With all of the technology available to law firms, I am still amazed when I have a consultation with a prospective client whose primary complaint is that their current lawyer is not contacting them or sharing information with them. Often, while sitting down at our initial meeting, I am forced to bring out a computer and pull up information for them about their case, all of which is publicly available, but which comes as a surprise to them.

In the past few weeks, this has included the startling revelation that a motion, which the client thought was still awaiting a decision, had been decided (and decided against them), despite the attorney telling them that there was no decision yet. The prospective client was quite shocked when I was able to pull up the decision on my computer and print out a copy for them (from what I can tell, they left my office with the copy and went straight to their now-former attorney with that copy).

A second client came to me because their current attorney was just plain caught in the dark ages. She was a friend of one of my clients, who had told her about our electronic sharing of documents and ability to collaborate quickly and efficiently. The prospective client’s attorney had a paralegal, with what seemed to be a typewriter for document creation, and would often have the client print out Adobe .pdf documents (bank statements, etc.) from online and physically deliver them to the office so that the attorney could review them. We discussed how much in professional fees could be saved by simply sharing the .pdf electronically and using the built in “Search” functions of the document to speed up review.


With all due respect to the old ways of doing things, the technology available today allows for a streamlined process of sharing documents and collaboration between attorneys and their clients.
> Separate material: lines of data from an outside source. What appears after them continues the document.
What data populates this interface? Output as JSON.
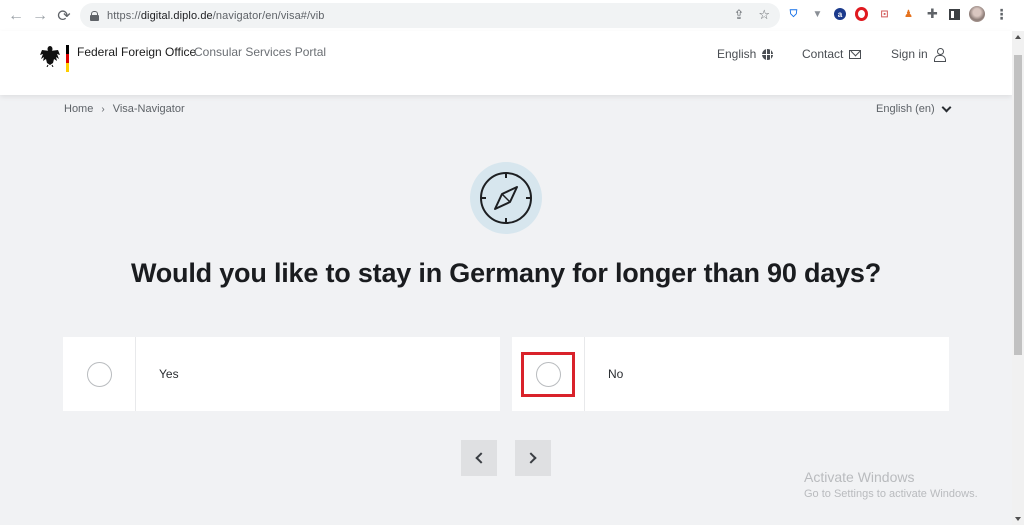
{
  "browser": {
    "url_prefix": "https://",
    "url_domain": "digital.diplo.de",
    "url_path": "/navigator/en/visa#/vib",
    "nav": {
      "back": "←",
      "forward": "→",
      "reload": "⟳"
    },
    "omni_icons": {
      "share": "⇪",
      "bookmark": "☆"
    },
    "extensions": [
      "shield-extension",
      "v-extension",
      "dot-extension",
      "opera-extension",
      "scan-extension",
      "fox-extension",
      "extensions-puzzle",
      "side-panel",
      "profile-avatar",
      "menu"
    ],
    "ext_glyphs": {
      "shield": "⛉",
      "v": "▼",
      "dot": "a",
      "scan": "⊡",
      "fox": "♟",
      "puzzle": "✚",
      "menu": "⋮"
    }
  },
  "header": {
    "brand": "Federal Foreign Office",
    "portal": "Consular Services Portal",
    "links": {
      "english": "English",
      "contact": "Contact",
      "signin": "Sign in"
    }
  },
  "breadcrumb": {
    "items": [
      "Home",
      "Visa-Navigator"
    ],
    "separator": "›"
  },
  "language_select": {
    "value": "English (en)"
  },
  "main": {
    "question": "Would you like to stay in Germany for longer than 90 days?",
    "options": [
      {
        "label": "Yes",
        "selected": false
      },
      {
        "label": "No",
        "selected": false,
        "highlighted": true
      }
    ]
  },
  "colors": {
    "highlight": "#d9222a",
    "compass_bg": "#d7e6ee",
    "page_bg": "#f1f2f4"
  },
  "watermark": {
    "title": "Activate Windows",
    "subtitle": "Go to Settings to activate Windows."
  }
}
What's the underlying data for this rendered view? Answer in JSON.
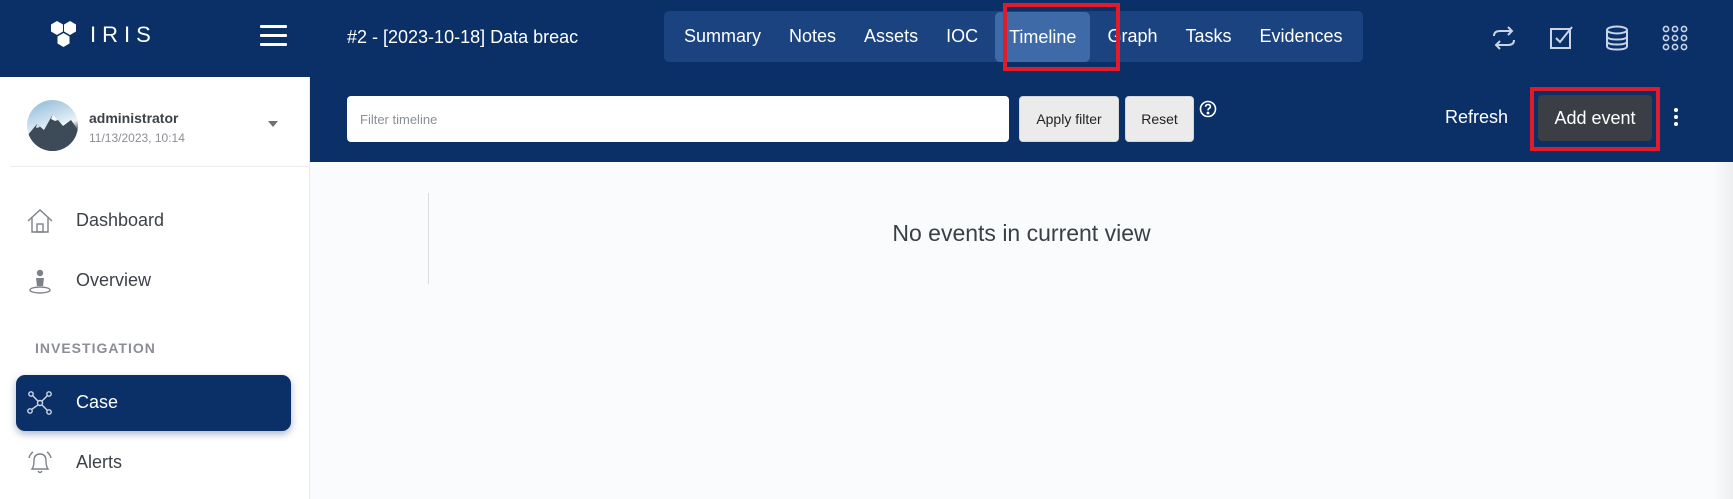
{
  "app": {
    "name": "IRIS"
  },
  "header": {
    "case_title": "#2 - [2023-10-18] Data breac",
    "tabs": [
      {
        "label": "Summary"
      },
      {
        "label": "Notes"
      },
      {
        "label": "Assets"
      },
      {
        "label": "IOC"
      },
      {
        "label": "Timeline",
        "active": true
      },
      {
        "label": "Graph"
      },
      {
        "label": "Tasks"
      },
      {
        "label": "Evidences"
      }
    ],
    "icons": [
      "sync-icon",
      "check-square-icon",
      "database-icon",
      "grid-icon"
    ]
  },
  "sidebar": {
    "user": {
      "name": "administrator",
      "date": "11/13/2023, 10:14"
    },
    "items": [
      {
        "label": "Dashboard",
        "icon": "home-icon"
      },
      {
        "label": "Overview",
        "icon": "person-pin-icon"
      }
    ],
    "section_label": "INVESTIGATION",
    "investigation_items": [
      {
        "label": "Case",
        "icon": "network-icon",
        "active": true
      },
      {
        "label": "Alerts",
        "icon": "bell-icon"
      }
    ]
  },
  "filterbar": {
    "placeholder": "Filter timeline",
    "apply_label": "Apply filter",
    "reset_label": "Reset",
    "refresh_label": "Refresh",
    "add_event_label": "Add event"
  },
  "content": {
    "empty_message": "No events in current view"
  },
  "colors": {
    "navy": "#0b3068",
    "tab_group": "#1b4380",
    "tab_active": "#3f6aa8",
    "highlight": "#e01b2b",
    "add_button": "#3b3f45"
  }
}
It makes no sense to print out documents that are generated in an electronic format, unless you really hate the environment and have a passionate desire to pay lots of money to office supply stores for reams of paper.